Task brief:
Could you copy out every line of the data where the word "title" occurs?

↓↓↓

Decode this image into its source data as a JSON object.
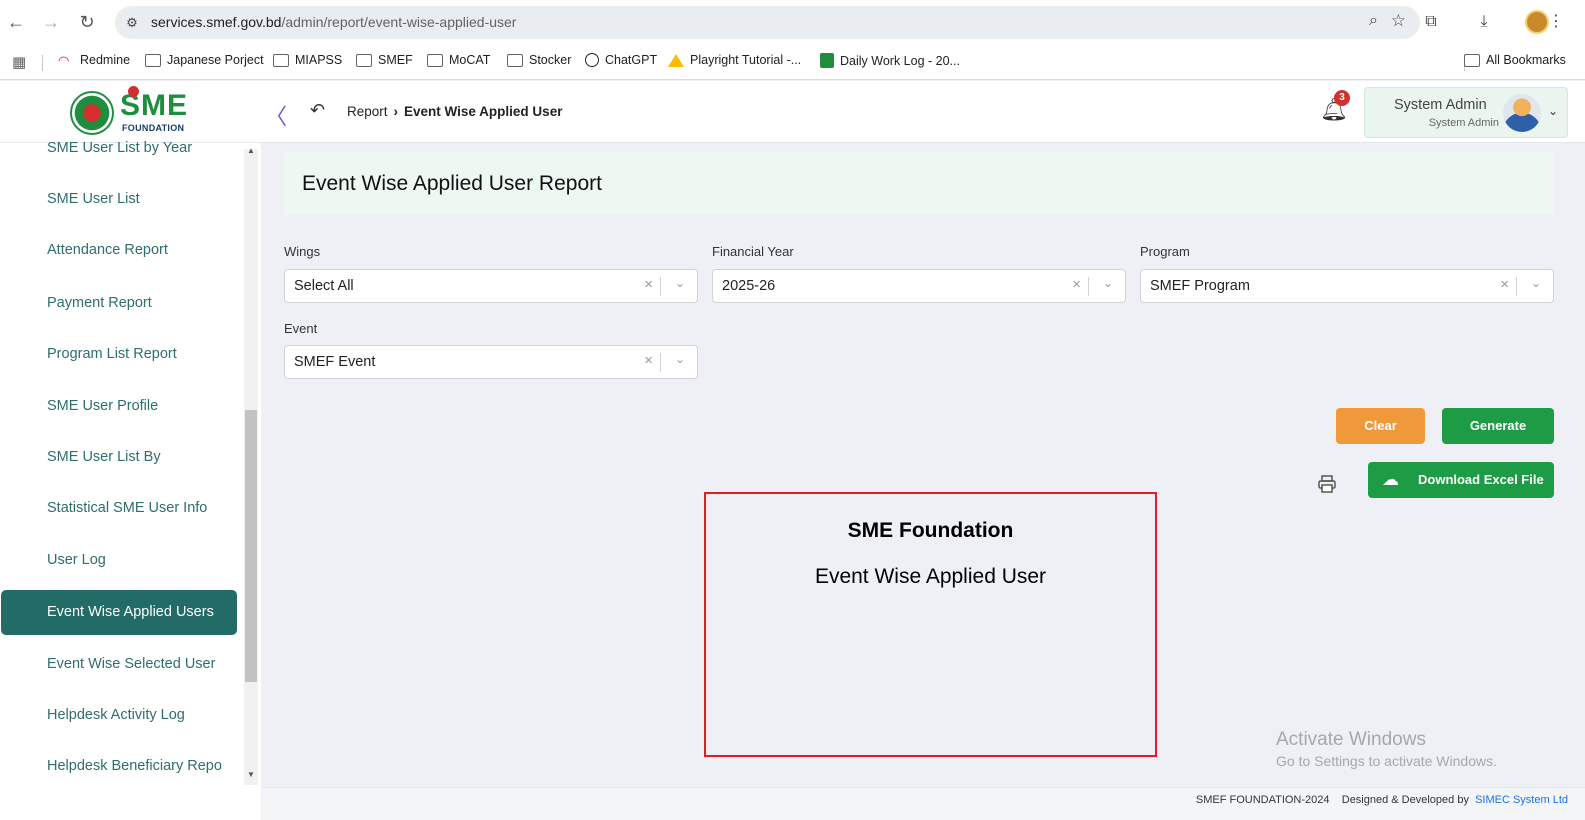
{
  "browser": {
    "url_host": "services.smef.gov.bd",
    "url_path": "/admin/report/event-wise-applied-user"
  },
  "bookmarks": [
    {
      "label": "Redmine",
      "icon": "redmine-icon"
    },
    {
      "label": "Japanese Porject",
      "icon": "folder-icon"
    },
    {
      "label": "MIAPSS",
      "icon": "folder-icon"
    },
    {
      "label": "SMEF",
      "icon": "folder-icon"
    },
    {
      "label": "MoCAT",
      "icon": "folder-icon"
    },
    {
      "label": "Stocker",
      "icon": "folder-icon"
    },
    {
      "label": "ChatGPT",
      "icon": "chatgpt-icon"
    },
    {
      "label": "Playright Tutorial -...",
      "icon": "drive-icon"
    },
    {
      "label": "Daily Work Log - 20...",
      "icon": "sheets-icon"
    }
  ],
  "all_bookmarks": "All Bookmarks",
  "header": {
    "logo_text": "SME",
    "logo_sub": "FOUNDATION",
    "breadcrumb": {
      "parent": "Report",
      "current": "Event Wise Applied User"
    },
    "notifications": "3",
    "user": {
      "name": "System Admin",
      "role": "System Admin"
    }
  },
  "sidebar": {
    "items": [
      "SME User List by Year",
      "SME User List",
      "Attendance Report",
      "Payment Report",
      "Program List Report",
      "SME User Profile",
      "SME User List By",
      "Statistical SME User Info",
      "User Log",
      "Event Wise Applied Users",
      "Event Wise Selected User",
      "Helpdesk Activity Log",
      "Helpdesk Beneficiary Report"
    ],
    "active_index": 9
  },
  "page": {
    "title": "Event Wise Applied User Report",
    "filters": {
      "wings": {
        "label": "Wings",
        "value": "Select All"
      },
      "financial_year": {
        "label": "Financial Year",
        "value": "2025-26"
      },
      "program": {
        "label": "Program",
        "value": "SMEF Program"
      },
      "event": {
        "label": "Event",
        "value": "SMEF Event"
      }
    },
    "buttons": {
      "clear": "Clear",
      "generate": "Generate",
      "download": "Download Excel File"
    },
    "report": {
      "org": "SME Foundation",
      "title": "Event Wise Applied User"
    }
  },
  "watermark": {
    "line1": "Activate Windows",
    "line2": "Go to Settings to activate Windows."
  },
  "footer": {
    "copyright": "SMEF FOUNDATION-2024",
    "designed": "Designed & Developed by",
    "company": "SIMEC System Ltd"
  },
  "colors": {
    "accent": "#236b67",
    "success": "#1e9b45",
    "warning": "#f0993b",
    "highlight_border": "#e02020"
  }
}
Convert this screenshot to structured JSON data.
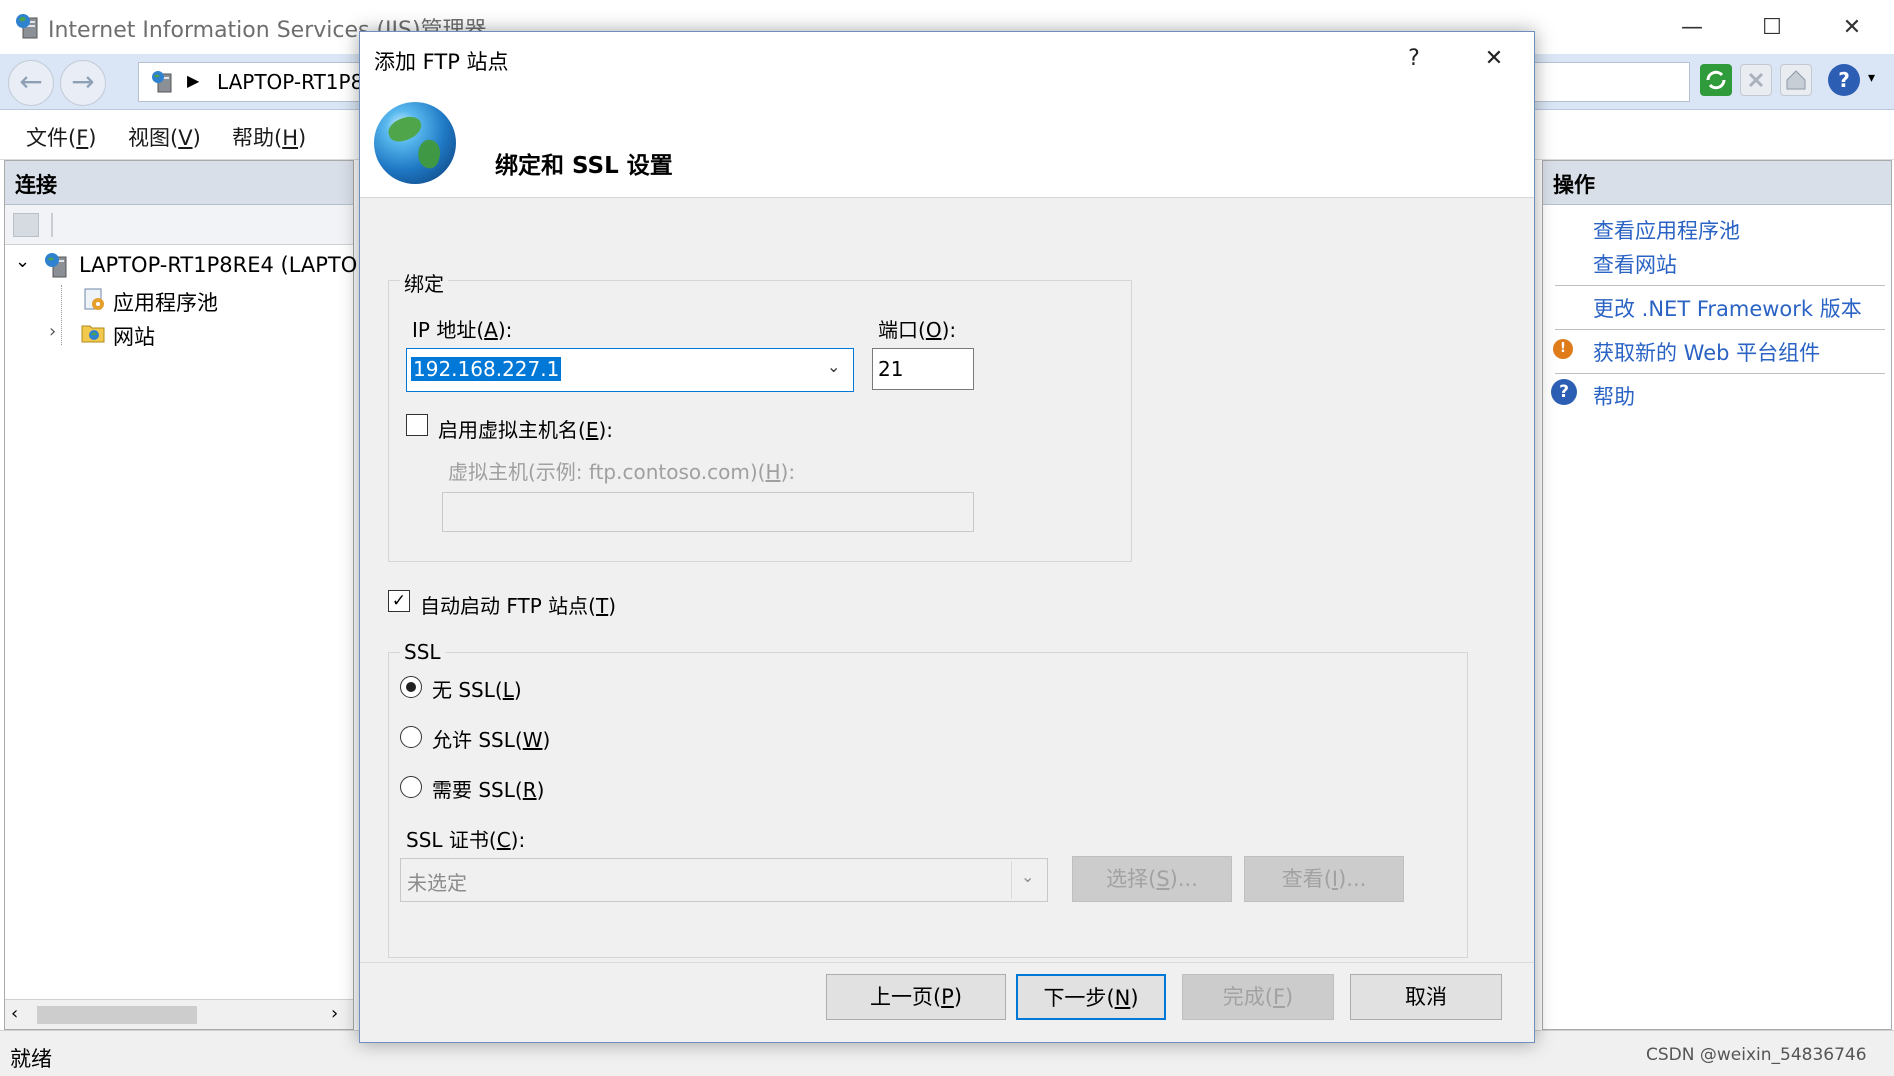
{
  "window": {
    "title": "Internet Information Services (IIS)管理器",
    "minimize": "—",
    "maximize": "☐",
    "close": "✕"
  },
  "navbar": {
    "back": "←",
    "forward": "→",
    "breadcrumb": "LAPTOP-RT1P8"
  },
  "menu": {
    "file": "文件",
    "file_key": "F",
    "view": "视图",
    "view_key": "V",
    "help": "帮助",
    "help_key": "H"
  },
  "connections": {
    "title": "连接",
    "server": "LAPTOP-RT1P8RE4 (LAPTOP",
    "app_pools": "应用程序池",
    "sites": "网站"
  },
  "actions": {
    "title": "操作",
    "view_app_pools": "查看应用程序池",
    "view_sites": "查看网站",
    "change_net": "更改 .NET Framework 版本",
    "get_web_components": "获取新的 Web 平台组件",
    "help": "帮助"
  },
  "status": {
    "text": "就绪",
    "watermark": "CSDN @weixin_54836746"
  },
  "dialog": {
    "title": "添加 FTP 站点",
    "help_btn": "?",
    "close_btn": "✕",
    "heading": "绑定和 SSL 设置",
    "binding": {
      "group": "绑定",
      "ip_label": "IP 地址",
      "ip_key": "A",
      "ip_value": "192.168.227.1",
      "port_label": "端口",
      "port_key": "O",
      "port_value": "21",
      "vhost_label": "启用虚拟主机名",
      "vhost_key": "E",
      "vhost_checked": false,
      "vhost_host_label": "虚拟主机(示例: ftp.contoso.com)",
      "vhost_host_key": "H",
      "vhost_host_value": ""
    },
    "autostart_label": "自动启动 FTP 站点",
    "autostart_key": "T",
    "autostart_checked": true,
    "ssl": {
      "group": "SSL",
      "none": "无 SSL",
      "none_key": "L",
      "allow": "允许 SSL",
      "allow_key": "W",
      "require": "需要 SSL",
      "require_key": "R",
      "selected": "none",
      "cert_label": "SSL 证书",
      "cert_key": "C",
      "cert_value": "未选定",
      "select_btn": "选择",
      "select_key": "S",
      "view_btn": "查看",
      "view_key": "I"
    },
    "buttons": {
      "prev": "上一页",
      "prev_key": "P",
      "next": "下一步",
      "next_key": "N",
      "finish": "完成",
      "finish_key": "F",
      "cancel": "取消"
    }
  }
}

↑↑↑

Problem solution:
    "title": "Event Wise Applied User Report",
      "title": "Event Wise Applied User"
    "title": "Internet Information Services (IIS)管理器",
    "title": "连接",
    "title": "操作",
    "title": "添加 FTP 站点",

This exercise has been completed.